Addressing historical problems of incentives for cost and outcome shifting, cream skimming (cherry picking less complex patients) and cost minimising care requires jointly addressing accountability for quality and cost of care in monitoring efficiency of the health system across time. Ideally, such accountability would also align with the net benefit maximising objective underlying processes of health technology assessment for evidence based medicine and government objectives more widely.
Internationally recognised health economic methods for best informing comparison of the cost effectiveness of multiple strategies in health technology assessment developed by Professor Simon Eckermann (UOW) in collaboration with Professor Andrew Willan from Canada and Professor Briggs from the UK have been extended in a collaboration between Professor Eckermann and Professor Tim Coelli (UQ) to allow inclusion of quality consistent with maximising net benefit in efficiency measures in practice.
The article ‘Including quality attributes in efficiency measures consistent with net benefit: Creating incentives for evidence based medicine in practice’’ http://dx.doi.org/10.1016/j.socscimed.2012.10.020 published in Social Science and Medicine provides a robust method, the net benefit correspondence theorem, which for the first time allows economic efficiency measures consistent with maximising net benefit but also support for data linkage and risk factor adjustment in preventing cost shifting and cream skimming incentives. This directly supports current health care reform and the objectives and missions of bodies such as the NHPA and IHPA to “improve quality, increasing transparency and drive value for money in the health care system”, while preventing historical problems of cost shifting and cream skimming incentives with efficiency and performance monitoring of activity based funding.
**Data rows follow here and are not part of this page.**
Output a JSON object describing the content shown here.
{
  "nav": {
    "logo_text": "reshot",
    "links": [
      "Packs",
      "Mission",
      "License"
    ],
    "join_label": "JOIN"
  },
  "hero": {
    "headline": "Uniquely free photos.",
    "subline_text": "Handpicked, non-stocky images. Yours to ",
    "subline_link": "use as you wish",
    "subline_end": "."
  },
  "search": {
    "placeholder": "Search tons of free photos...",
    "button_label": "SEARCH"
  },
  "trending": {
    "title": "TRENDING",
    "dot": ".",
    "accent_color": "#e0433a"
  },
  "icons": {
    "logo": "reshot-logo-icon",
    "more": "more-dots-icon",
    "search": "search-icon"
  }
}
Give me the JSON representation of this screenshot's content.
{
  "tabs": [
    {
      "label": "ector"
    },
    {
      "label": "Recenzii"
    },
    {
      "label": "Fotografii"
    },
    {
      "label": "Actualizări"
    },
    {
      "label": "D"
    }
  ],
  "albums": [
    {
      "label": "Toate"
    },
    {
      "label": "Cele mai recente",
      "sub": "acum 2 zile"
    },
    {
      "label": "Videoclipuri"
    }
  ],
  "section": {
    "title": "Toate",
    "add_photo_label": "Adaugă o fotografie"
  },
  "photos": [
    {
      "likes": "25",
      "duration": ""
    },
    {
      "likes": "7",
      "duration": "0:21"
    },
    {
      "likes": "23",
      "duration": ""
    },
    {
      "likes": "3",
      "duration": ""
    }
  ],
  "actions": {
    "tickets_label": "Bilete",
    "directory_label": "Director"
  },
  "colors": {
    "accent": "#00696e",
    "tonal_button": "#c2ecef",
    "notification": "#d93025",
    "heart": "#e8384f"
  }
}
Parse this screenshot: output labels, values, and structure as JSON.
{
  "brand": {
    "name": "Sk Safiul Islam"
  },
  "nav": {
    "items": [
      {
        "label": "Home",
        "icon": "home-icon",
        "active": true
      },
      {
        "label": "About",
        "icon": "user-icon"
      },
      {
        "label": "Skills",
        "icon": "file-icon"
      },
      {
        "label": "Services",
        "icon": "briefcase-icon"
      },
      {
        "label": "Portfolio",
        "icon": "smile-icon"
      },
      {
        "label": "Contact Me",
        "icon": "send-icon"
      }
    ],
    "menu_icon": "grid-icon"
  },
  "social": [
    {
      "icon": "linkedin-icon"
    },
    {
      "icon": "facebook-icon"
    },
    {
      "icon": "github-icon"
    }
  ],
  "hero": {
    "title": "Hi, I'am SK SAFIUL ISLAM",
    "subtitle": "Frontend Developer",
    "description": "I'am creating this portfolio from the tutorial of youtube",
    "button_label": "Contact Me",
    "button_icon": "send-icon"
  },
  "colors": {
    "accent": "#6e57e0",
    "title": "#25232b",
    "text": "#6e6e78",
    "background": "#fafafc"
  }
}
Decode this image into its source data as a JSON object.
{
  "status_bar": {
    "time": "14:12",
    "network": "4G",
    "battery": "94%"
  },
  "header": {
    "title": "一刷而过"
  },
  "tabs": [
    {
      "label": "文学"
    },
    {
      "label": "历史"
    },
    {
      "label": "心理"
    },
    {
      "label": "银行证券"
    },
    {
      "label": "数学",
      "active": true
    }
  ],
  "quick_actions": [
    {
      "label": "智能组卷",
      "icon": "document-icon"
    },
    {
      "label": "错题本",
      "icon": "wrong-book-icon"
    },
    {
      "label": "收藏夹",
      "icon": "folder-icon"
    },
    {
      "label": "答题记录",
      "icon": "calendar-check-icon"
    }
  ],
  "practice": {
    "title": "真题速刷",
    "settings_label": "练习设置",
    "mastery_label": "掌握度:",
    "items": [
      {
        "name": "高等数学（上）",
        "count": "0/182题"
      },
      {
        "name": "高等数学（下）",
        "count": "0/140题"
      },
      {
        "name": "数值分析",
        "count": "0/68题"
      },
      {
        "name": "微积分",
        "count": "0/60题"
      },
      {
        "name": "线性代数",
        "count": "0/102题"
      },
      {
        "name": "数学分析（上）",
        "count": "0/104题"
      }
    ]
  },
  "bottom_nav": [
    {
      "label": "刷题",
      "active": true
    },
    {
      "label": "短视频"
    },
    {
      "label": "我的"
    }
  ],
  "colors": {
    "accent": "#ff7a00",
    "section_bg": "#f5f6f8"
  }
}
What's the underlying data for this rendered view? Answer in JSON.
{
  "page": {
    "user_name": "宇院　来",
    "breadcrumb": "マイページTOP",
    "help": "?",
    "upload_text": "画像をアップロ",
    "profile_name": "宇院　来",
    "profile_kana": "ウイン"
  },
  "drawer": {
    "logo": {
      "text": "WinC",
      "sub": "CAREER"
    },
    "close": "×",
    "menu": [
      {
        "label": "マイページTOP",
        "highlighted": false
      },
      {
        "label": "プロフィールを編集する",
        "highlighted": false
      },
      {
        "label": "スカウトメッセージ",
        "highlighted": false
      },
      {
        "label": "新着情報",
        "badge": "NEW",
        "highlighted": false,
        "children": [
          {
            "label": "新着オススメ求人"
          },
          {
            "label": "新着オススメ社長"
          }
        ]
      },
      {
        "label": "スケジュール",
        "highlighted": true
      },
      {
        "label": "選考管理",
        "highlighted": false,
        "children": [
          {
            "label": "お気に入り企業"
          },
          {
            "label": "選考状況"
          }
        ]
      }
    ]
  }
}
These methods will be taught from first principles and their policy implications addressed by Professors Eckermann, Willan (www.andywillan.com) and Coelli as part of the short course:
Health Economics from Theory to Practice: optimally informing related decisions of research, reimbursement and regulation in practice which will be run by UOW in Adelaide from April 3-5 2013.
For further information contact Megan Edgar on (02) 4221 8138 or Professor Simon Eckermann on (02) 4221 4030.